Ivan Delgado
Ivan Delgado's picture
I  just came back from a

I  just came back from a conference where this was discussed (The Future of Genomic Medicine II). The take home message was that technically the test are solid (research-grade). Yet at the same time you have to be careful about what you get out of them. For example one of the scientists (Eric Topol, one of the top cardiologists in the world and an amazing scientists - over 1,000 publications) showed the results he got from his Navigenics test (another company that provides these tests) and it showed that he had a 101% chance of developing from cardiac complications (if you saw the guy the last thing you would think is cardiac problems). Joking aside (there is such thing as 101%), while the technology is solid, the interpretations are based on very limited data. In short, it may have some use, but it may not. 
I personally think that 23andMe was made innovation of the year because of the price (there are many other services of this kind, including Navigenics and DeCodeMe). Yet, at $399 23andMe are by far the cheapest (other services go as high as $2,500).
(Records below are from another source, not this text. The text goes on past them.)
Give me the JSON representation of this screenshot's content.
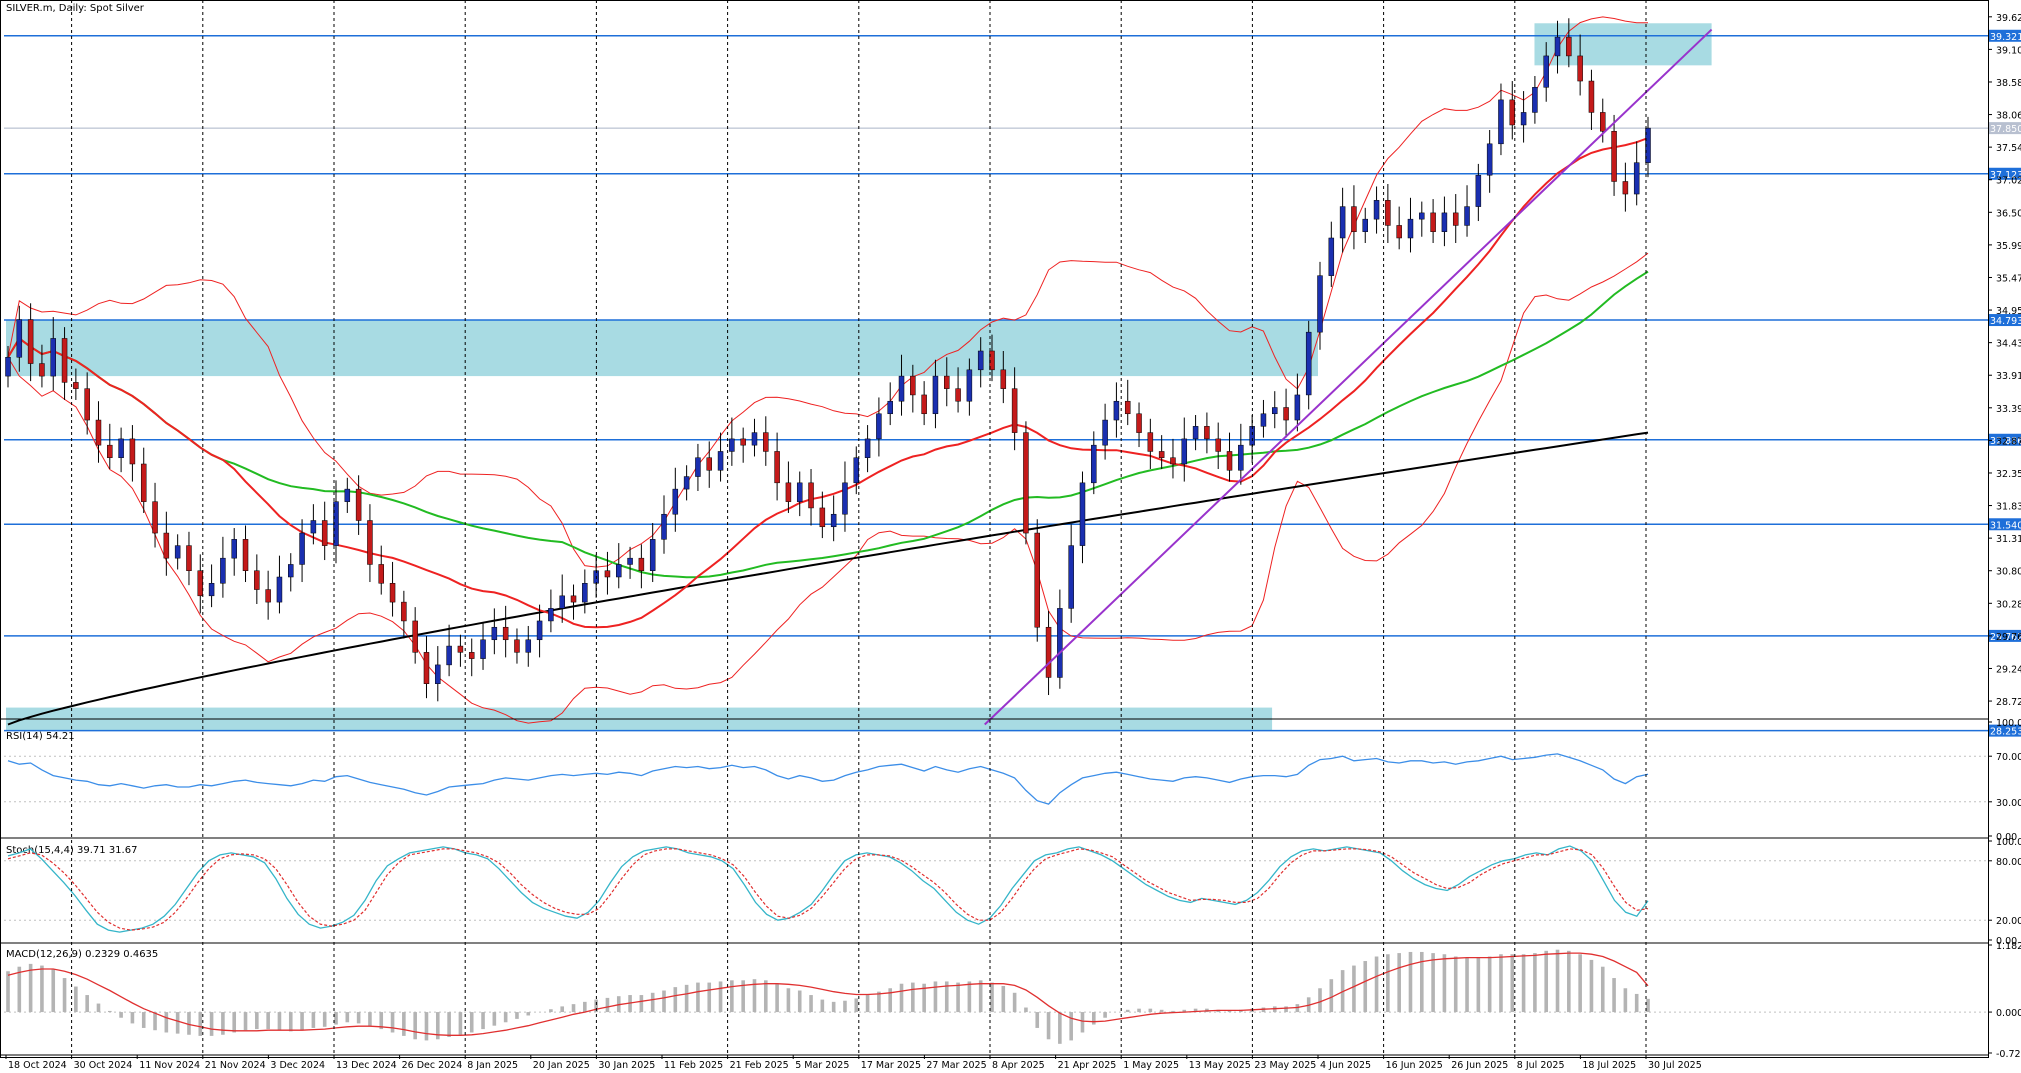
{
  "chart_data": {
    "type": "candlestick",
    "symbol_title": "SILVER.m, Daily: Spot Silver",
    "main_scale": {
      "ylim": [
        28.47,
        39.62
      ],
      "ticks": [
        "39.623",
        "39.104",
        "38.585",
        "38.066",
        "37.547",
        "37.028",
        "36.509",
        "35.990",
        "35.471",
        "34.952",
        "34.433",
        "33.914",
        "33.395",
        "32.876",
        "32.357",
        "31.838",
        "31.319",
        "30.800",
        "30.281",
        "29.762",
        "29.243",
        "28.724"
      ]
    },
    "date_labels": [
      "18 Oct 2024",
      "30 Oct 2024",
      "11 Nov 2024",
      "21 Nov 2024",
      "3 Dec 2024",
      "13 Dec 2024",
      "26 Dec 2024",
      "8 Jan 2025",
      "20 Jan 2025",
      "30 Jan 2025",
      "11 Feb 2025",
      "21 Feb 2025",
      "5 Mar 2025",
      "17 Mar 2025",
      "27 Mar 2025",
      "8 Apr 2025",
      "21 Apr 2025",
      "1 May 2025",
      "13 May 2025",
      "23 May 2025",
      "4 Jun 2025",
      "16 Jun 2025",
      "26 Jun 2025",
      "8 Jul 2025",
      "18 Jul 2025",
      "30 Jul 2025"
    ],
    "current_price": {
      "value": 37.85,
      "label": "37.850"
    },
    "horizontal_levels": [
      {
        "value": 39.321,
        "label": "39.321"
      },
      {
        "value": 37.123,
        "label": "37.123"
      },
      {
        "value": 34.793,
        "label": "34.793"
      },
      {
        "value": 32.886,
        "label": "32.886"
      },
      {
        "value": 31.54,
        "label": "31.540"
      },
      {
        "value": 29.762,
        "label": "29.762"
      },
      {
        "value": 28.253,
        "label": "28.253"
      }
    ],
    "zones": [
      {
        "from_date": "18 Oct 2024",
        "to_date": "4 Jun 2025",
        "y_low": 33.9,
        "y_high": 34.79
      },
      {
        "from_date": "11 Jul 2025",
        "to_date": "8 Aug 2025",
        "y_low": 38.85,
        "y_high": 39.52
      },
      {
        "from_date": "18 Oct 2024",
        "to_date": "26 May 2025",
        "y_low": 28.25,
        "y_high": 28.62
      }
    ],
    "trendlines": [
      {
        "from_date": "7 Apr 2025",
        "from_value": 28.35,
        "to_date": "8 Aug 2025",
        "to_value": 39.42,
        "color": "#9933cc"
      }
    ],
    "series": [
      {
        "name": "Price",
        "type": "candlestick",
        "color_up": "#1a2fb0",
        "color_down": "#c41a1a"
      },
      {
        "name": "MA 20",
        "color": "#ee2222"
      },
      {
        "name": "MA 50",
        "color": "#22bb22"
      },
      {
        "name": "MA 200",
        "color": "#000000"
      },
      {
        "name": "Bollinger Bands",
        "color": "#ee2222"
      }
    ],
    "candles_close": [
      34.2,
      34.8,
      34.1,
      33.9,
      34.5,
      33.8,
      33.7,
      33.2,
      32.8,
      32.6,
      32.9,
      32.5,
      31.9,
      31.4,
      31.0,
      31.2,
      30.8,
      30.4,
      30.6,
      31.0,
      31.3,
      30.8,
      30.5,
      30.3,
      30.7,
      30.9,
      31.4,
      31.6,
      31.2,
      31.9,
      32.1,
      31.6,
      30.9,
      30.6,
      30.3,
      30.0,
      29.5,
      29.0,
      29.3,
      29.6,
      29.5,
      29.4,
      29.7,
      29.9,
      29.7,
      29.5,
      29.7,
      30.0,
      30.2,
      30.4,
      30.3,
      30.6,
      30.8,
      30.7,
      30.9,
      31.0,
      30.8,
      31.3,
      31.7,
      32.1,
      32.3,
      32.6,
      32.4,
      32.7,
      32.9,
      32.8,
      33.0,
      32.7,
      32.2,
      31.9,
      32.2,
      31.8,
      31.5,
      31.7,
      32.2,
      32.6,
      32.9,
      33.3,
      33.5,
      33.9,
      33.6,
      33.3,
      33.9,
      33.7,
      33.5,
      34.0,
      34.3,
      34.0,
      33.7,
      33.0,
      31.4,
      29.9,
      29.1,
      30.2,
      31.2,
      32.2,
      32.8,
      33.2,
      33.5,
      33.3,
      33.0,
      32.7,
      32.6,
      32.5,
      32.9,
      33.1,
      32.9,
      32.7,
      32.4,
      32.8,
      33.1,
      33.3,
      33.4,
      33.2,
      33.6,
      34.6,
      35.5,
      36.1,
      36.6,
      36.2,
      36.4,
      36.7,
      36.3,
      36.1,
      36.4,
      36.5,
      36.2,
      36.5,
      36.3,
      36.6,
      37.1,
      37.6,
      38.3,
      37.9,
      38.1,
      38.5,
      39.0,
      39.3,
      39.0,
      38.6,
      38.1,
      37.8,
      37.0,
      36.8,
      37.3,
      37.85
    ],
    "indicators": [
      {
        "name": "RSI(14)",
        "label": "RSI(14) 54.21",
        "value": 54.21,
        "ylim": [
          0,
          100
        ],
        "ticks": [
          "100.00",
          "70.00",
          "30.00",
          "0.00"
        ],
        "values": [
          66,
          63,
          64,
          58,
          53,
          51,
          49,
          48,
          45,
          44,
          46,
          44,
          42,
          44,
          45,
          43,
          43,
          45,
          44,
          46,
          48,
          49,
          47,
          46,
          45,
          44,
          46,
          49,
          48,
          52,
          53,
          50,
          47,
          45,
          43,
          41,
          38,
          36,
          39,
          43,
          44,
          45,
          46,
          49,
          51,
          50,
          49,
          51,
          53,
          54,
          53,
          54,
          55,
          54,
          56,
          55,
          53,
          57,
          59,
          61,
          60,
          61,
          59,
          60,
          62,
          60,
          61,
          58,
          53,
          50,
          53,
          51,
          48,
          49,
          53,
          56,
          58,
          61,
          62,
          63,
          60,
          57,
          61,
          58,
          56,
          59,
          61,
          58,
          55,
          51,
          40,
          31,
          28,
          38,
          45,
          51,
          53,
          55,
          56,
          54,
          52,
          50,
          49,
          48,
          51,
          52,
          51,
          49,
          47,
          50,
          52,
          53,
          53,
          52,
          54,
          62,
          67,
          68,
          70,
          66,
          67,
          68,
          65,
          64,
          66,
          66,
          64,
          65,
          63,
          65,
          66,
          68,
          70,
          67,
          68,
          69,
          71,
          72,
          69,
          66,
          62,
          58,
          50,
          46,
          52,
          54.21
        ]
      },
      {
        "name": "Stoch(15,4,4)",
        "label": "Stoch(15,4,4) 39.71 31.67",
        "ylim": [
          0,
          100
        ],
        "ticks": [
          "100.00",
          "80.00",
          "20.00",
          "0.00"
        ],
        "main": [
          85,
          88,
          92,
          82,
          70,
          58,
          45,
          30,
          16,
          10,
          8,
          10,
          12,
          16,
          24,
          36,
          52,
          68,
          80,
          86,
          88,
          86,
          84,
          78,
          62,
          42,
          26,
          16,
          12,
          14,
          18,
          25,
          40,
          60,
          75,
          82,
          88,
          90,
          92,
          94,
          92,
          88,
          86,
          82,
          72,
          60,
          48,
          38,
          32,
          28,
          24,
          22,
          28,
          40,
          58,
          74,
          84,
          90,
          92,
          94,
          92,
          88,
          86,
          84,
          80,
          72,
          56,
          38,
          26,
          20,
          22,
          28,
          36,
          50,
          66,
          80,
          86,
          88,
          86,
          84,
          78,
          70,
          60,
          52,
          40,
          28,
          20,
          16,
          22,
          35,
          52,
          66,
          80,
          86,
          88,
          92,
          94,
          90,
          86,
          80,
          72,
          64,
          56,
          50,
          44,
          40,
          38,
          42,
          40,
          38,
          36,
          40,
          48,
          60,
          74,
          84,
          90,
          92,
          90,
          92,
          94,
          92,
          90,
          88,
          80,
          70,
          62,
          56,
          52,
          50,
          56,
          64,
          70,
          76,
          80,
          82,
          86,
          88,
          86,
          92,
          95,
          90,
          80,
          60,
          40,
          28,
          24,
          39.71
        ],
        "signal": [
          82,
          85,
          88,
          86,
          78,
          68,
          56,
          42,
          28,
          18,
          12,
          10,
          11,
          13,
          18,
          28,
          42,
          58,
          72,
          82,
          86,
          87,
          86,
          82,
          72,
          56,
          38,
          24,
          16,
          14,
          16,
          20,
          30,
          48,
          66,
          78,
          86,
          88,
          90,
          92,
          92,
          90,
          88,
          84,
          78,
          68,
          56,
          46,
          38,
          32,
          28,
          26,
          26,
          32,
          46,
          62,
          76,
          86,
          90,
          92,
          92,
          90,
          88,
          86,
          82,
          76,
          64,
          48,
          34,
          24,
          22,
          25,
          32,
          44,
          58,
          72,
          82,
          86,
          86,
          85,
          81,
          74,
          66,
          58,
          48,
          36,
          26,
          20,
          20,
          28,
          42,
          58,
          72,
          82,
          86,
          89,
          92,
          91,
          88,
          84,
          76,
          68,
          60,
          54,
          48,
          44,
          40,
          41,
          41,
          40,
          38,
          38,
          42,
          52,
          66,
          78,
          86,
          90,
          90,
          91,
          92,
          92,
          91,
          89,
          84,
          76,
          68,
          62,
          56,
          52,
          53,
          58,
          66,
          72,
          77,
          80,
          83,
          86,
          86,
          89,
          92,
          91,
          86,
          72,
          54,
          38,
          30,
          31.67
        ]
      },
      {
        "name": "MACD(12,26,9)",
        "label": "MACD(12,26,9) 0.2329 0.4635",
        "ylim": [
          -0.7218,
          1.1828
        ],
        "ticks": [
          "1.1828",
          "0.0000",
          "-0.7218"
        ],
        "histogram": [
          0.72,
          0.8,
          0.85,
          0.82,
          0.75,
          0.6,
          0.45,
          0.3,
          0.15,
          0.02,
          -0.1,
          -0.2,
          -0.28,
          -0.32,
          -0.36,
          -0.38,
          -0.4,
          -0.42,
          -0.42,
          -0.4,
          -0.36,
          -0.32,
          -0.3,
          -0.3,
          -0.32,
          -0.34,
          -0.32,
          -0.28,
          -0.26,
          -0.22,
          -0.18,
          -0.2,
          -0.24,
          -0.3,
          -0.36,
          -0.42,
          -0.48,
          -0.5,
          -0.48,
          -0.44,
          -0.4,
          -0.36,
          -0.3,
          -0.24,
          -0.18,
          -0.12,
          -0.06,
          0.0,
          0.05,
          0.1,
          0.14,
          0.18,
          0.22,
          0.25,
          0.28,
          0.3,
          0.3,
          0.34,
          0.38,
          0.44,
          0.48,
          0.52,
          0.52,
          0.54,
          0.56,
          0.56,
          0.58,
          0.56,
          0.5,
          0.42,
          0.38,
          0.3,
          0.22,
          0.18,
          0.2,
          0.24,
          0.3,
          0.36,
          0.42,
          0.5,
          0.52,
          0.5,
          0.54,
          0.54,
          0.52,
          0.54,
          0.56,
          0.52,
          0.46,
          0.34,
          0.08,
          -0.28,
          -0.48,
          -0.56,
          -0.5,
          -0.36,
          -0.22,
          -0.1,
          0.0,
          0.04,
          0.06,
          0.06,
          0.04,
          0.02,
          0.04,
          0.06,
          0.06,
          0.04,
          0.02,
          0.04,
          0.06,
          0.08,
          0.1,
          0.1,
          0.14,
          0.26,
          0.42,
          0.58,
          0.74,
          0.82,
          0.9,
          0.98,
          1.02,
          1.04,
          1.06,
          1.06,
          1.04,
          1.02,
          0.98,
          0.96,
          0.96,
          0.98,
          1.02,
          1.02,
          1.02,
          1.04,
          1.08,
          1.1,
          1.08,
          1.02,
          0.92,
          0.8,
          0.6,
          0.42,
          0.32,
          0.2329
        ],
        "signal": [
          0.65,
          0.7,
          0.74,
          0.76,
          0.76,
          0.72,
          0.66,
          0.58,
          0.48,
          0.38,
          0.27,
          0.16,
          0.06,
          -0.02,
          -0.1,
          -0.16,
          -0.22,
          -0.26,
          -0.3,
          -0.32,
          -0.33,
          -0.33,
          -0.33,
          -0.32,
          -0.32,
          -0.32,
          -0.32,
          -0.31,
          -0.3,
          -0.28,
          -0.26,
          -0.25,
          -0.25,
          -0.26,
          -0.28,
          -0.31,
          -0.35,
          -0.38,
          -0.4,
          -0.41,
          -0.41,
          -0.4,
          -0.38,
          -0.35,
          -0.32,
          -0.28,
          -0.24,
          -0.19,
          -0.14,
          -0.09,
          -0.04,
          0.0,
          0.05,
          0.09,
          0.13,
          0.16,
          0.19,
          0.22,
          0.25,
          0.29,
          0.32,
          0.36,
          0.39,
          0.42,
          0.45,
          0.47,
          0.49,
          0.5,
          0.5,
          0.49,
          0.47,
          0.44,
          0.4,
          0.36,
          0.33,
          0.31,
          0.31,
          0.32,
          0.34,
          0.37,
          0.4,
          0.42,
          0.44,
          0.46,
          0.47,
          0.49,
          0.5,
          0.5,
          0.5,
          0.47,
          0.39,
          0.26,
          0.11,
          -0.02,
          -0.11,
          -0.16,
          -0.17,
          -0.16,
          -0.13,
          -0.1,
          -0.07,
          -0.04,
          -0.02,
          -0.01,
          0.0,
          0.01,
          0.02,
          0.03,
          0.03,
          0.03,
          0.04,
          0.05,
          0.06,
          0.07,
          0.08,
          0.12,
          0.18,
          0.26,
          0.36,
          0.45,
          0.54,
          0.63,
          0.71,
          0.78,
          0.84,
          0.89,
          0.92,
          0.94,
          0.95,
          0.96,
          0.96,
          0.96,
          0.97,
          0.98,
          0.99,
          1.0,
          1.02,
          1.03,
          1.04,
          1.04,
          1.02,
          0.98,
          0.9,
          0.8,
          0.7,
          0.4635
        ]
      }
    ],
    "colors": {
      "level_line": "#1e6fd9",
      "zone_fill": "#a8dbe3",
      "candle_up": "#1a2fb0",
      "candle_down": "#c41a1a",
      "ma20": "#ee2222",
      "ma50": "#22bb22",
      "ma200": "#000000",
      "bollinger": "#ee2222",
      "trendline": "#9933cc",
      "rsi": "#3c8ee8",
      "stoch_main": "#35b5c9",
      "stoch_signal": "#e03030",
      "macd_hist": "#b4b4b4",
      "macd_signal": "#e03030"
    }
  }
}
Anybody run any of these scans on themselves? I've been thinking about it for a while but thought it was too expensive. At $399 I am getting closer to considering it.